At any rate, we give voice to our deepest desire and notice 1) how does it make you feel to think about saying your sankalpa out loud? 2) how does it feel to say your sankalpa out loud? and 3) how does it feel to share with another person?
The second part of our homework is to do a gratitude meditation every day. It doesn't have to be long. Just
take a few minutes to settle in and give thanks for anything in your life that you can think of (thank you for the house I live in, thank you for my family, thank you for the challenges I face that help me grow into a better person, etc.).
Here's an article from Yoga Journal which talks about the health benefits you will receive by practicing gratitude. Also, look to the bottom of the page for links to more gratitude articles.
Gratitude is a fundamental component of most spiritual paths, and a growing body of research suggests that it has important health implications, too, including better sleep, fewer physical ailments, and a greater ability to cope with stressful situations.
"Gratitude elevates, it energizes, it inspires, it transforms," says Robert Emmons, a University of California, Davis, psychology professor who has helped champion the study of gratitude as a factor in mental and physical health.
A series of studies he conducted in 2003 found that people who kept weekly written records of gratitude slept longer, exercised more frequently, had fewer health complaints, and generally felt better about their lives when compared with those who were asked to record only their complaints. In another study, he found that students who wrote in gratitude journals felt more satisfied with their lives and their school experience.
Practicing conscious gratitude has also been linked with positive mental health. Todd Kashdan, associate professor of psychology at Virginia's George Mason University, found that when veterans with posttraumatic stress disorder kept gratitude journals, they experienced a greater sense of overall well-being in their lives.
"There are two parts of being grateful," Kashdan says. "One is recognizing that someone benefited in some way, then mindfully seeing the connection to yourself. You have to really be in the present to see what's happening in your life, what's causing things to happen, and how you fit into things bigger than yourself."
A gratitude practice is a natural companion to yoga, which "offers numerous opportunities to reflect on all there is in one's life to be grateful for," says Emmons. To begin consciously cultivating gratitude, try considering what life would be like without a pleasure you now enjoy, or think about who you are grateful for.
A daily gratitude journal can help you be more mindful of these things in your life. But your gratitude practice doesn't have to be scripted: Simply taking time on a regular basis to mentally note your blessings is a big step in the right direction.

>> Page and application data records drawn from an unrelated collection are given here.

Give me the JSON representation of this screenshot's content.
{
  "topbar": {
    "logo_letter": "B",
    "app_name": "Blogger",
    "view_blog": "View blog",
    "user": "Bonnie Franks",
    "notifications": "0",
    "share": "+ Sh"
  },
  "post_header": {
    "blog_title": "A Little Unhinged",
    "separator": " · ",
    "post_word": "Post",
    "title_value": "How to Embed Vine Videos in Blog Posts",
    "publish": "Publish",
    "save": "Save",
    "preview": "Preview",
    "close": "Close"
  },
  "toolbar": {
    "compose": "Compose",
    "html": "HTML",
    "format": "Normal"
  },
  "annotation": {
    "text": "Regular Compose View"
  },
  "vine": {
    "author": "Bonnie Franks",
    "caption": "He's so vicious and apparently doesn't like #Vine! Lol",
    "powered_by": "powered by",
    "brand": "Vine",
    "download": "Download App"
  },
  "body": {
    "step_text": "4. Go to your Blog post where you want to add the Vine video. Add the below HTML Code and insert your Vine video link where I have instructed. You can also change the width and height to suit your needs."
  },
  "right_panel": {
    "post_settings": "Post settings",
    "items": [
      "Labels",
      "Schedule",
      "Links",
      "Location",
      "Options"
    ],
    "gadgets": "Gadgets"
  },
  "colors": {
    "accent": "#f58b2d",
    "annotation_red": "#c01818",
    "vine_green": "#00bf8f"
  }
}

Two more articles from Yoga Journal on gratitude: Grounded in Gratitude and Just Say Thanks, both by Frank Jude Boccio.
Have a wonderful holiday. May we all act and react with loving kindness.